WORK TO COMPLETE: Copies of all lines containing the string "Device" are needed from the data below.

STUDY MATERIAL:
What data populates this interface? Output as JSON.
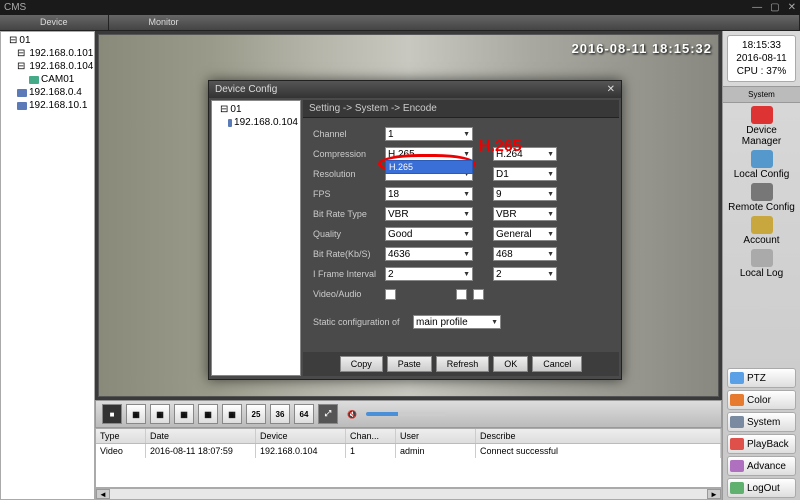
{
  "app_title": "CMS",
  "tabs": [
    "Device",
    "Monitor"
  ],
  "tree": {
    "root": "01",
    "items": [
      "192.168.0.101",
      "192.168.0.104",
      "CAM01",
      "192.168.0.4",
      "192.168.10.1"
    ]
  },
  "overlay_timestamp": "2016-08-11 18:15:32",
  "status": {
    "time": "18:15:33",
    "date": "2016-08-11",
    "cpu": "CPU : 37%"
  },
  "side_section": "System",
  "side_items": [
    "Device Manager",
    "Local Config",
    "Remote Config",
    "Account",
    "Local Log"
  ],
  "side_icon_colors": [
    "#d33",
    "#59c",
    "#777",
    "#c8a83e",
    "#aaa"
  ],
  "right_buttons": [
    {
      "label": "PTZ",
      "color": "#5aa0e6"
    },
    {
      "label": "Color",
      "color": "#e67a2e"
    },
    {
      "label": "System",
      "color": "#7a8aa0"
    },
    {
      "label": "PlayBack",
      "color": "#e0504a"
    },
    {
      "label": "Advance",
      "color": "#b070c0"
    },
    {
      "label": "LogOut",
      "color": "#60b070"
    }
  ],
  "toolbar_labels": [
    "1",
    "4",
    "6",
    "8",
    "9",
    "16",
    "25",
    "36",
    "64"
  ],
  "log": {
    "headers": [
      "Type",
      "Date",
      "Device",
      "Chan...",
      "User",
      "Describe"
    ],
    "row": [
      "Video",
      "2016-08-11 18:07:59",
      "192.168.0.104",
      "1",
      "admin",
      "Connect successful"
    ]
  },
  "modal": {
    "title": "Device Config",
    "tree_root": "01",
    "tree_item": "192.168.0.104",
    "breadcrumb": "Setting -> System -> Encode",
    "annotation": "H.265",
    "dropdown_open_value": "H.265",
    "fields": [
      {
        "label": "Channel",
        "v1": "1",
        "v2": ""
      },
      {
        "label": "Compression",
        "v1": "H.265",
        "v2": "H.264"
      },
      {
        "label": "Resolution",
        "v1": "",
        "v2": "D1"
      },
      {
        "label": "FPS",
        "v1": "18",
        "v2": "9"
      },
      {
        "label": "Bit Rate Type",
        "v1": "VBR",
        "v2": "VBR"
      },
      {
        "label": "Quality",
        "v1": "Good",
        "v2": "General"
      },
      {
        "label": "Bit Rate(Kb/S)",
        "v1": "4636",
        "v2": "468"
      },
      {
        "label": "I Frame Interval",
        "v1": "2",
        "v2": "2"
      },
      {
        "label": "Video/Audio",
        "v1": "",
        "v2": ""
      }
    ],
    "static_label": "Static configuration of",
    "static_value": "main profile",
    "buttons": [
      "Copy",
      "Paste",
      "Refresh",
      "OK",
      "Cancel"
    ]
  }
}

TASK RESULT:
    "Device",
    "Device Manager",
      "Device",
    "title": "Device Config",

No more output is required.